Brian Turko and his wife, Linda, caught the Vancouver coffee wave long before it became trendy. He was bitten by the bug at a time when there was virtually only one place in Vancouver where you could be guaranteed a decent cup: on the Drive. Growing up in the neighbourhood, Turko had learned a thing or two about coffee, developing a penchant for the bean as an alternative to booze. Besides, caffeine was the drink of choice for his late-night guitar sessions.
Turko is an accomplished performer, and his passion for coffee is neatly balanced by a love for music that ranges from classic rock to serious jazz. Plans are being hatched for some speakeasy-style, late-night sessions at Milano’s gently funky Gastown room. And when things are really humming during roasting sessions, Turko always has a guitar handy to help pass the time. And feed the coffee muse.

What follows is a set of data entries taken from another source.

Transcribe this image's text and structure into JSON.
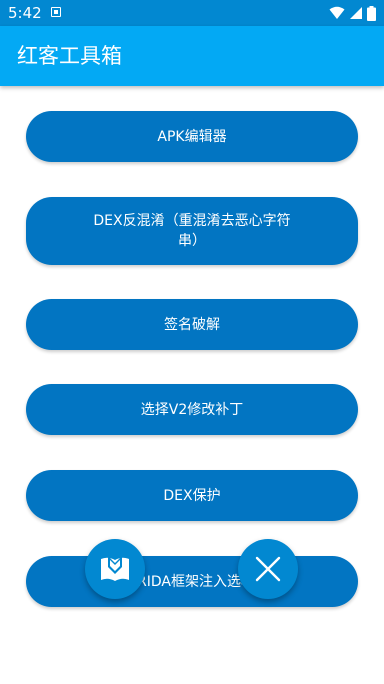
{
  "status_bar": {
    "time": "5:42",
    "icons": [
      "notification-icon",
      "wifi-icon",
      "signal-icon",
      "battery-icon"
    ]
  },
  "app_bar": {
    "title": "红客工具箱"
  },
  "menu": {
    "items": [
      {
        "label": "APK编辑器"
      },
      {
        "label": "DEX反混淆（重混淆去恶心字符串）"
      },
      {
        "label": "签名破解"
      },
      {
        "label": "选择V2修改补丁"
      },
      {
        "label": "DEX保护"
      },
      {
        "label": "FRIDA框架注入选项"
      }
    ]
  },
  "fabs": {
    "book_icon": "book-icon",
    "close_icon": "close-icon"
  },
  "colors": {
    "status_bar": "#0288d1",
    "app_bar": "#03a9f4",
    "button": "#0275c2",
    "fab": "#0288d1",
    "text_on_primary": "#ffffff"
  }
}
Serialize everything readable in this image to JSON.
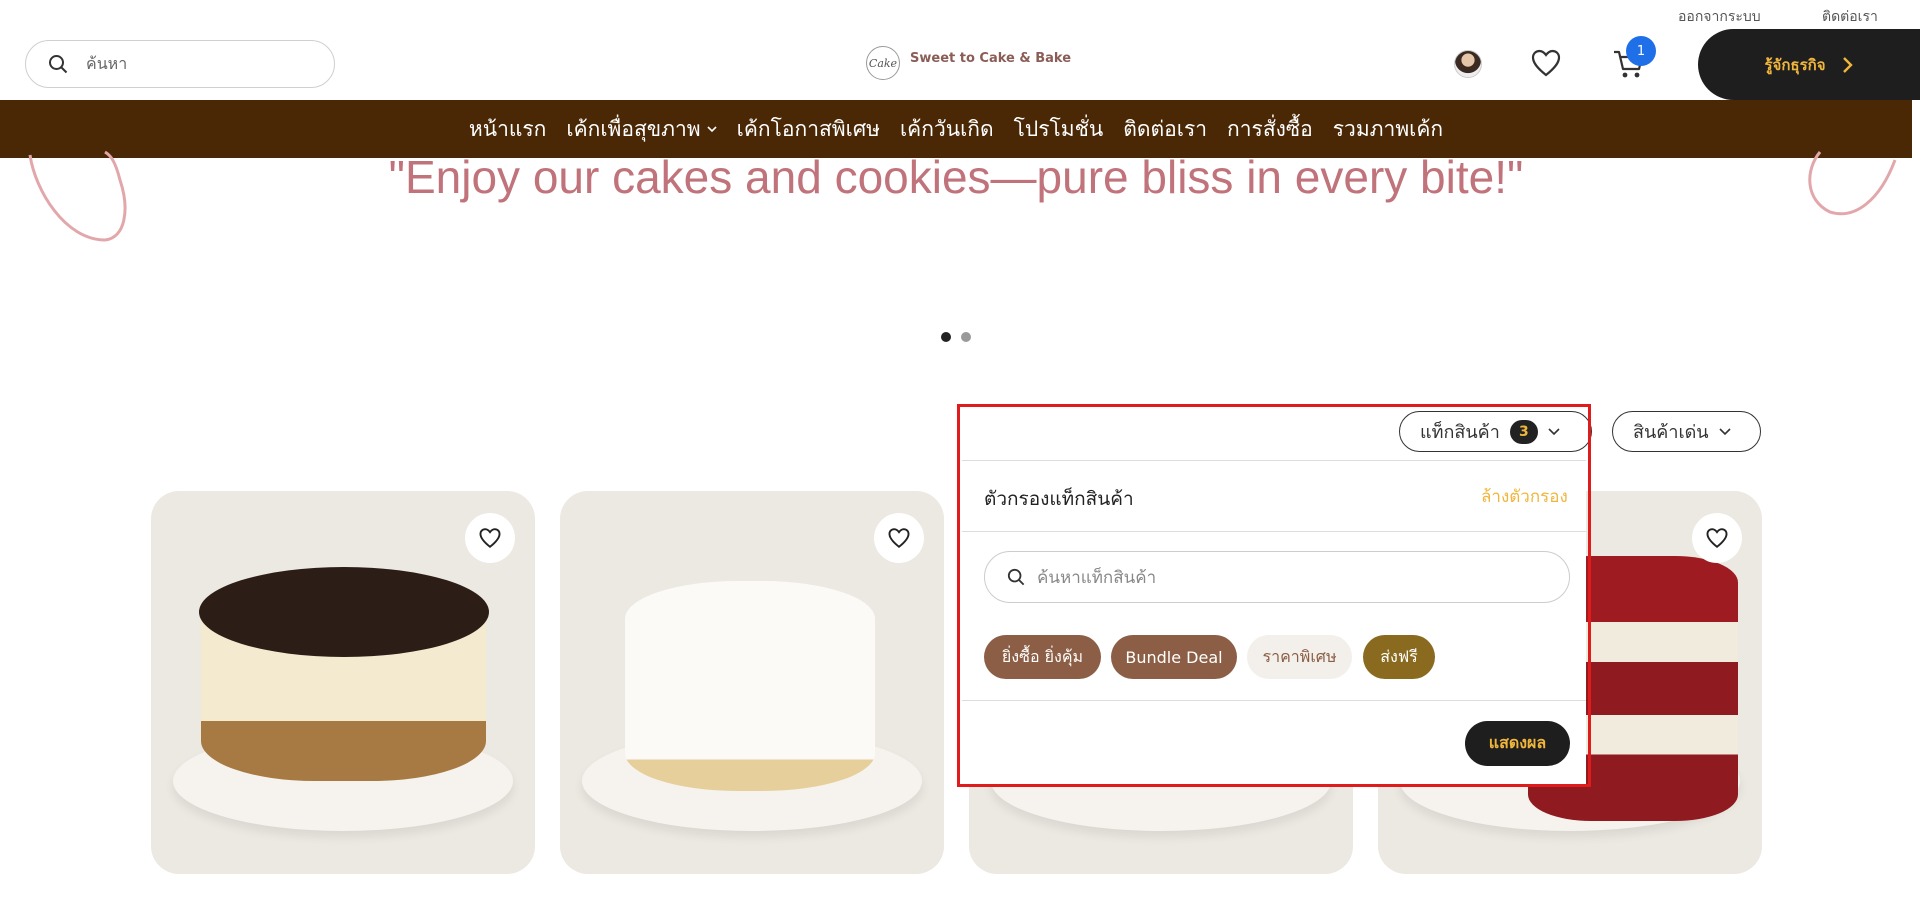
{
  "utility_links": {
    "logout": "ออกจากระบบ",
    "contact": "ติดต่อเรา"
  },
  "header": {
    "search_placeholder": "ค้นหา",
    "brand_name": "Sweet to Cake & Bake",
    "brand_mark": "Cake",
    "cart_count": "1",
    "about_button": "รู้จักธุรกิจ"
  },
  "nav": {
    "items": [
      "หน้าแรก",
      "เค้กเพื่อสุขภาพ",
      "เค้กโอกาสพิเศษ",
      "เค้กวันเกิด",
      "โปรโมชั่น",
      "ติดต่อเรา",
      "การสั่งซื้อ",
      "รวมภาพเค้ก"
    ]
  },
  "hero": {
    "quote": "\"Enjoy our cakes and cookies—pure bliss in every bite!\"",
    "slide_count": 2,
    "active_slide": 1
  },
  "filters": {
    "tags_label": "แท็กสินค้า",
    "tags_count": "3",
    "sort_label": "สินค้าเด่น"
  },
  "tag_panel": {
    "title": "ตัวกรองแท็กสินค้า",
    "clear_label": "ล้างตัวกรอง",
    "search_placeholder": "ค้นหาแท็กสินค้า",
    "chips": [
      "ยิ่งซื้อ ยิ่งคุ้ม",
      "Bundle Deal",
      "ราคาพิเศษ",
      "ส่งฟรี"
    ],
    "apply_label": "แสดงผล"
  },
  "colors": {
    "nav_bg": "#4a2806",
    "accent": "#f0b63c",
    "quote": "#c0737a",
    "chip_brown": "#8b5e45",
    "chip_light": "#f3efea",
    "chip_gold": "#8a6a1e",
    "highlight_outline": "#e01b1b"
  }
}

Turko’s appreciation for the bean is so nuanced and highly evolved that, when the subject turns to blending, his already bright eyes sparkle with unbridled fervour. That enthusiasm springs from deep within his soul, wrapped in a passion fired over 27 years. In 1993, Turko met the man who would become his mentor, Francesco Curatolo. A master torrefazione, Curatolo owned Café de Milano on the Drive, as well as his own roasting business. He was quick to spot Turko’s highly developed palate and ability to discern nuances and origins in blends well beyond that of most professionals, let alone the average taster.
Curatolo was briefly consulting for Starbucks at the time. Howard Schultz tried very hard to purchase his espresso recipes. However, the master roaster shunned the green and white juggernaut, eventually selling to the Turkos a few years later. By then, the couple had opened Turks Coffee, the first non-Italian independent café on Commercial Drive, and laid the foundation for today’s Milano.

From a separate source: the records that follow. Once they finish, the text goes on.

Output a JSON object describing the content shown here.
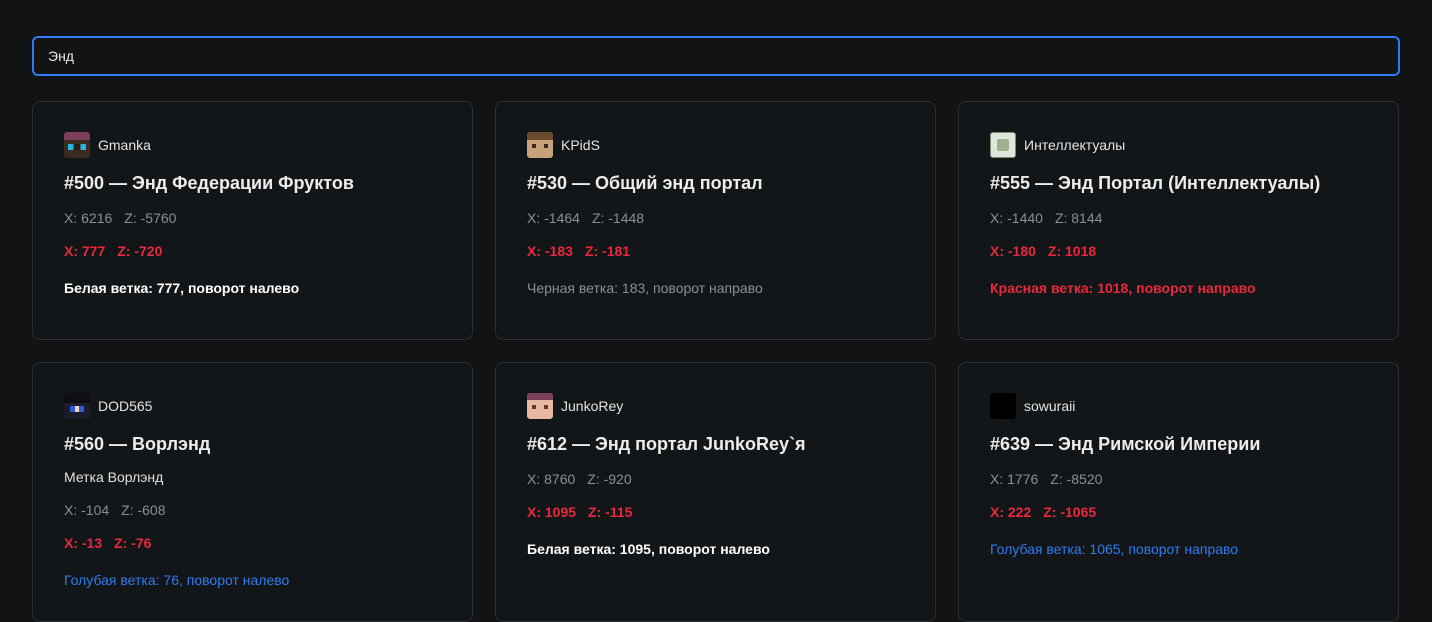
{
  "search": {
    "value": "Энд"
  },
  "portals": [
    {
      "author": "Gmanka",
      "avatar": "gmanka-avatar",
      "title": "#500 — Энд Федерации Фруктов",
      "note": "",
      "overworld": {
        "x": "X: 6216",
        "z": "Z: -5760"
      },
      "nether": {
        "x": "X: 777",
        "z": "Z: -720"
      },
      "branch": "Белая ветка: 777, поворот налево",
      "branch_color": "white"
    },
    {
      "author": "KPidS",
      "avatar": "kpids-avatar",
      "title": "#530 — Общий энд портал",
      "note": "",
      "overworld": {
        "x": "X: -1464",
        "z": "Z: -1448"
      },
      "nether": {
        "x": "X: -183",
        "z": "Z: -181"
      },
      "branch": "Черная ветка: 183, поворот направо",
      "branch_color": "black"
    },
    {
      "author": "Интеллектуалы",
      "avatar": "intellectualy-avatar",
      "title": "#555 — Энд Портал (Интеллектуалы)",
      "note": "",
      "overworld": {
        "x": "X: -1440",
        "z": "Z: 8144"
      },
      "nether": {
        "x": "X: -180",
        "z": "Z: 1018"
      },
      "branch": "Красная ветка: 1018, поворот направо",
      "branch_color": "red"
    },
    {
      "author": "DOD565",
      "avatar": "dod565-avatar",
      "title": "#560 — Ворлэнд",
      "note": "Метка Ворлэнд",
      "overworld": {
        "x": "X: -104",
        "z": "Z: -608"
      },
      "nether": {
        "x": "X: -13",
        "z": "Z: -76"
      },
      "branch": "Голубая ветка: 76, поворот налево",
      "branch_color": "blue"
    },
    {
      "author": "JunkoRey",
      "avatar": "junkorey-avatar",
      "title": "#612 — Энд портал JunkoRey`я",
      "note": "",
      "overworld": {
        "x": "X: 8760",
        "z": "Z: -920"
      },
      "nether": {
        "x": "X: 1095",
        "z": "Z: -115"
      },
      "branch": "Белая ветка: 1095, поворот налево",
      "branch_color": "white"
    },
    {
      "author": "sowuraii",
      "avatar": "sowuraii-avatar",
      "title": "#639 — Энд Римской Империи",
      "note": "",
      "overworld": {
        "x": "X: 1776",
        "z": "Z: -8520"
      },
      "nether": {
        "x": "X: 222",
        "z": "Z: -1065"
      },
      "branch": "Голубая ветка: 1065, поворот направо",
      "branch_color": "blue"
    }
  ],
  "colors": {
    "accent": "#2f7bf0",
    "nether": "#e8283e",
    "background": "#111315"
  }
}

While Turko delights in talking and tasting espresso, he’s in his element amongst the sacks of beans between the roasting machines at the Columbia Street plant. It’s here that he immerses himself for hours, developing the combinations, subtleties, and layers of perfection required to come up with award-winning blends such as Milano’s La Futura. In 2012, it captured the gold medal at Italy’s fourth annual International Coffee Tasting Competition. Turko was thrilled with the validation.

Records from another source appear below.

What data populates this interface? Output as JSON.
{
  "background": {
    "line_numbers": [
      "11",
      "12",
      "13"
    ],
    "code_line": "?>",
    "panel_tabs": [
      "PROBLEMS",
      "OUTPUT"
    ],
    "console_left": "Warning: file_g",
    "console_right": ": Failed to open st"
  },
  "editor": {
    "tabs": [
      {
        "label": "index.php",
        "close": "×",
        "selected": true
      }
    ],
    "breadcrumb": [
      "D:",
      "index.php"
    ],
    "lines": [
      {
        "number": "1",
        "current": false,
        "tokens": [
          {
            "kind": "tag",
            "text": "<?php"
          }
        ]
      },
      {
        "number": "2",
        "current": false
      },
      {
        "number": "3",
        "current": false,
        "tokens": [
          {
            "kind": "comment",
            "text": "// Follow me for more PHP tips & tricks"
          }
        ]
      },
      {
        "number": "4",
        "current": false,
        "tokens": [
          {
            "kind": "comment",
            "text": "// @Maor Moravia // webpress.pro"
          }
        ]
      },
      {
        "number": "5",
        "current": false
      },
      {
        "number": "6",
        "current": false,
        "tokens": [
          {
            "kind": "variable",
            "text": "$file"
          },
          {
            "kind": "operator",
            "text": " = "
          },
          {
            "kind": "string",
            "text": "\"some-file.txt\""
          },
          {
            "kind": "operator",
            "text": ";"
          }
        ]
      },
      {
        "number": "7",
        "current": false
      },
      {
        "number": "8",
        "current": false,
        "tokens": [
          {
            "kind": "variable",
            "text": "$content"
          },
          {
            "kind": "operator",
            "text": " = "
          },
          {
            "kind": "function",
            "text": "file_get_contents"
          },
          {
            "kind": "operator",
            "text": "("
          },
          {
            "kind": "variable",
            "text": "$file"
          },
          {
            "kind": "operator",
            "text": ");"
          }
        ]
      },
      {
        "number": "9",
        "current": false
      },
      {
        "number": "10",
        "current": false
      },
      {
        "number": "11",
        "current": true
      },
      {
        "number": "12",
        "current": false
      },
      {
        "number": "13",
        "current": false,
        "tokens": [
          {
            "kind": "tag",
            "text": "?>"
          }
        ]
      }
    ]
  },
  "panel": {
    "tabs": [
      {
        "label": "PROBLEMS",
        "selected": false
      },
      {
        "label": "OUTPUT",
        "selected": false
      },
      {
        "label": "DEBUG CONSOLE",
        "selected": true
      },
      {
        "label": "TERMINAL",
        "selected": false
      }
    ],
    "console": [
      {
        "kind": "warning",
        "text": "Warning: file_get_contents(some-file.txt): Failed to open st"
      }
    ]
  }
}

La Futura is a progression for espresso master Turko. Innovation is always at the forefront of his mind. He points out its sweet nose above a clean, almost hidden mellow tone. “It reminds me of a really nice tequila—so clean,” he says. La Futura is nuanced, floral, and petite. Almost like an Italian wine, he suggests. “The only way I could make it better was to buy higher quality coffee and add one more. The coffees that are in there are monstrously unique,” he adds, with a politely evasive wink. After five years and tastes of 1,500 combinations, he’s not about to reveal the formula. “You’ve got to be a little abnormal to balance a dozen espresso blends so they only go forward, not backward. I don’t know why I do it!”
As for what’s next? “I’m working on La Una—‘The One.’ It’s been four years so far…”